Excerpts from an interface dataset
┄┄┄┄┄┄

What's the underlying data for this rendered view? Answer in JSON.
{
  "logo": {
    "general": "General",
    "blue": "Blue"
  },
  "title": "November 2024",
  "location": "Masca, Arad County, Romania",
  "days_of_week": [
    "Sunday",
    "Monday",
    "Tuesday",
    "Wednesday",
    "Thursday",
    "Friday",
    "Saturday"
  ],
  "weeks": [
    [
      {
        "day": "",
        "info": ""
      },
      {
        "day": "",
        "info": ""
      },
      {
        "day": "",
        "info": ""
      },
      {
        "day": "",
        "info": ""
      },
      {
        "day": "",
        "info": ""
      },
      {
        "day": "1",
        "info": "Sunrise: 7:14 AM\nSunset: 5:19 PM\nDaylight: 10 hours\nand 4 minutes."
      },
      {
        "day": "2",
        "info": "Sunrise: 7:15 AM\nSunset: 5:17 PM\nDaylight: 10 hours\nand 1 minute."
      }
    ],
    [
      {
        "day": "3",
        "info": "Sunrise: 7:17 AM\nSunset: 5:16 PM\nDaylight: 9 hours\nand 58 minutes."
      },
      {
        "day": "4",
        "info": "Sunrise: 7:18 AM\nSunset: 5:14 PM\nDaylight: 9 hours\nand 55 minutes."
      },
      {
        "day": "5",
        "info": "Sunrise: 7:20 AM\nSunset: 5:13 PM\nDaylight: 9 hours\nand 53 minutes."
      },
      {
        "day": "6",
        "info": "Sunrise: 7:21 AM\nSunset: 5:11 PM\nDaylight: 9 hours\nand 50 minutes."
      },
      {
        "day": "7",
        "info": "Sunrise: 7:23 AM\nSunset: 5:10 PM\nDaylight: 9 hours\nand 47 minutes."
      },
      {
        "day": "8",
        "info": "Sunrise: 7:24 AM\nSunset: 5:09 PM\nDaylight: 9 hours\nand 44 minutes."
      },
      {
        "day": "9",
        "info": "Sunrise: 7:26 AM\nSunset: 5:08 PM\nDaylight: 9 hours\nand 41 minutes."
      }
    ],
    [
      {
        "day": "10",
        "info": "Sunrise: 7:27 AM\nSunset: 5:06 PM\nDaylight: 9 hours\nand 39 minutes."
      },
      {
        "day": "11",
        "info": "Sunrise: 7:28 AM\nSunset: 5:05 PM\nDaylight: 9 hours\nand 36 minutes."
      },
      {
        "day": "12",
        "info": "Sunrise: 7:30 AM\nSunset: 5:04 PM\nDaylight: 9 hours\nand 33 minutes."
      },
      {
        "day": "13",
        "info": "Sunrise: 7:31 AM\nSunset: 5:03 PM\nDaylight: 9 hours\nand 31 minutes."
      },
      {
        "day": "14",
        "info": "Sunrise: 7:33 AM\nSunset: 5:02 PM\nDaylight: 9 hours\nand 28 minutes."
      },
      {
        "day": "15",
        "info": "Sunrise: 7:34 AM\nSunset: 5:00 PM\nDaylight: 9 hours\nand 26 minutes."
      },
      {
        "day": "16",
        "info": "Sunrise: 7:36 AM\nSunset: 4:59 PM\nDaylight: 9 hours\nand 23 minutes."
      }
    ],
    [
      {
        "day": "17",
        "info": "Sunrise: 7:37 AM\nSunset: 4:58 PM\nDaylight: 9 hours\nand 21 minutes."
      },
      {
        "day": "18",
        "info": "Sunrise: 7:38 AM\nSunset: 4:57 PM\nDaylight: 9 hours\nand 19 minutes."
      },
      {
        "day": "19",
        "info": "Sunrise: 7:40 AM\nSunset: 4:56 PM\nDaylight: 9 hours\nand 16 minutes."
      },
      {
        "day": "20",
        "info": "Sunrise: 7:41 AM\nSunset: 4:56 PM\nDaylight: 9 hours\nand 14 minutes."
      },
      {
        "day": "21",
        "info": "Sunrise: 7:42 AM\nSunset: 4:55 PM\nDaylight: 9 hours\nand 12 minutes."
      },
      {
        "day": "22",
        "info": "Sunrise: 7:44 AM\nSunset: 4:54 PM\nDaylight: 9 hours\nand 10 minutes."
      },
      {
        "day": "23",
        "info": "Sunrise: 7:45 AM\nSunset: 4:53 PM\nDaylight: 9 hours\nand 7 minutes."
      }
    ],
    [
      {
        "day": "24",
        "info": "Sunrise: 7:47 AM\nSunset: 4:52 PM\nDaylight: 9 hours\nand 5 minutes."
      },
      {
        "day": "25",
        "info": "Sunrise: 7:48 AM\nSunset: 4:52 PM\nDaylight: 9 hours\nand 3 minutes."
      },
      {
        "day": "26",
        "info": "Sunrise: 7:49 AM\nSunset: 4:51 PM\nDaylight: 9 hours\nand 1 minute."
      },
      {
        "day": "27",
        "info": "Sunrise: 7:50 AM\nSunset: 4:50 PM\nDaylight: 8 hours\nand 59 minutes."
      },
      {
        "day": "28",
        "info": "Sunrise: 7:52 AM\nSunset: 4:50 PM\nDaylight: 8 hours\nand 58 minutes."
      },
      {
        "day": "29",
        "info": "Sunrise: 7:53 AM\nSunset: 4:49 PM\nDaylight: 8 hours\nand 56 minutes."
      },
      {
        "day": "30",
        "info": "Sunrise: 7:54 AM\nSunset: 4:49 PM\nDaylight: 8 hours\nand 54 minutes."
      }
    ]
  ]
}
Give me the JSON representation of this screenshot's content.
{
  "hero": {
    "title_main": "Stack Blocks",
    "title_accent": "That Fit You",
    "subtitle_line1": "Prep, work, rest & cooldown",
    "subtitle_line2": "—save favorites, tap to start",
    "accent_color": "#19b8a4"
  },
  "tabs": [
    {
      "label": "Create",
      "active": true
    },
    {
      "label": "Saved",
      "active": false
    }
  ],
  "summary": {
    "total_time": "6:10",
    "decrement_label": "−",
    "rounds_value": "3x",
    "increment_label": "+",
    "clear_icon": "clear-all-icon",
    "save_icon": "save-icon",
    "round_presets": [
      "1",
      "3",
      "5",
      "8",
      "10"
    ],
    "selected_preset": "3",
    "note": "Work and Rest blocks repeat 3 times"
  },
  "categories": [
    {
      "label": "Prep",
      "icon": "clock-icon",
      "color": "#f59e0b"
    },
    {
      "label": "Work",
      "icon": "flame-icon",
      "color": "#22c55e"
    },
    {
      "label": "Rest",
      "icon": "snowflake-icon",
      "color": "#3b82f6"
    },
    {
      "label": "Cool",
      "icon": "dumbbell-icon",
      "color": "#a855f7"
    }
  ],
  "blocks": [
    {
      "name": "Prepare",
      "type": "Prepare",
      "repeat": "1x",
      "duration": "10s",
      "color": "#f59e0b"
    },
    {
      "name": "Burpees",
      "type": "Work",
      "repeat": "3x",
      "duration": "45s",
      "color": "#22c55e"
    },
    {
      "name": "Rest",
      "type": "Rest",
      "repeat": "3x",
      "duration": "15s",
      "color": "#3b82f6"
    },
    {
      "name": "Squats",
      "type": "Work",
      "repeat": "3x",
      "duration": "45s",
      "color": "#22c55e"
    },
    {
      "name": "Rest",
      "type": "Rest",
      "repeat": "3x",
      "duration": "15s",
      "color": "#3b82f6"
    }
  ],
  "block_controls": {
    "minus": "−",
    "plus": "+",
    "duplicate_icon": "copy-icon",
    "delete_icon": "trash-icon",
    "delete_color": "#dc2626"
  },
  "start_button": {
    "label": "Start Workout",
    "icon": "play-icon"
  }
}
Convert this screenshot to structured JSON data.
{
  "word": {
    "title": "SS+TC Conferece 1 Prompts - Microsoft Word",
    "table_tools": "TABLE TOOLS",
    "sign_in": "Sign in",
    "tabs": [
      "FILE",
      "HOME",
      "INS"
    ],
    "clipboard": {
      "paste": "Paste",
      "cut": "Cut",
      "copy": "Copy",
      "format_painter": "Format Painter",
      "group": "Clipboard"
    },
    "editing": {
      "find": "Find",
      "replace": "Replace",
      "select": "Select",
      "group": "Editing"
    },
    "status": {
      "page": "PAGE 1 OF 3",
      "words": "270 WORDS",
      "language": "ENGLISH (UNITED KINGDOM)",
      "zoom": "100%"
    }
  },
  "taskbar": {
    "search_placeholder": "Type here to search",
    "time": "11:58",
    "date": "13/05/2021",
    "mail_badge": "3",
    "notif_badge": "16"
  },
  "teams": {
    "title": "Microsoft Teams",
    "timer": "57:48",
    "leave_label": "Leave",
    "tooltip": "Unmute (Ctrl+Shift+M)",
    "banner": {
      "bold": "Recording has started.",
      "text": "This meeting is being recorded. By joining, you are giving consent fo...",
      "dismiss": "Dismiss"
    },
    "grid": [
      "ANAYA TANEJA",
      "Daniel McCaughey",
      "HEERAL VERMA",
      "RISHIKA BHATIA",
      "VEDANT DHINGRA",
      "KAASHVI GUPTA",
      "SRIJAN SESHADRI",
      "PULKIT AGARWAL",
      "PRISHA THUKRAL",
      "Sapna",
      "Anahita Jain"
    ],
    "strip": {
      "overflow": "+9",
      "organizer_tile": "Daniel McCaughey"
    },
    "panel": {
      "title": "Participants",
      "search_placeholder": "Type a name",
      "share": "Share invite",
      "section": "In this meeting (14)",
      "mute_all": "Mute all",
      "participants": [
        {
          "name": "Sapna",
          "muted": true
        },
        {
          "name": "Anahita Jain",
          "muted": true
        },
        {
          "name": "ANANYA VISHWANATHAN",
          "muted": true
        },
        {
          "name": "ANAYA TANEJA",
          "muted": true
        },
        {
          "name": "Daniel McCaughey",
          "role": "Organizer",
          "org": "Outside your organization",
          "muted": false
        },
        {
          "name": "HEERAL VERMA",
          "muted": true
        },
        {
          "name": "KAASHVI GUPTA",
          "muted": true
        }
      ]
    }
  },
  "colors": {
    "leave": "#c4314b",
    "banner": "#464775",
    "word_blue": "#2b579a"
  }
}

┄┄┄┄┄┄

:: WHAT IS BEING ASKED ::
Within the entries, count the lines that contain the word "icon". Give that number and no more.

:: WRITTEN RESPONSE ::
9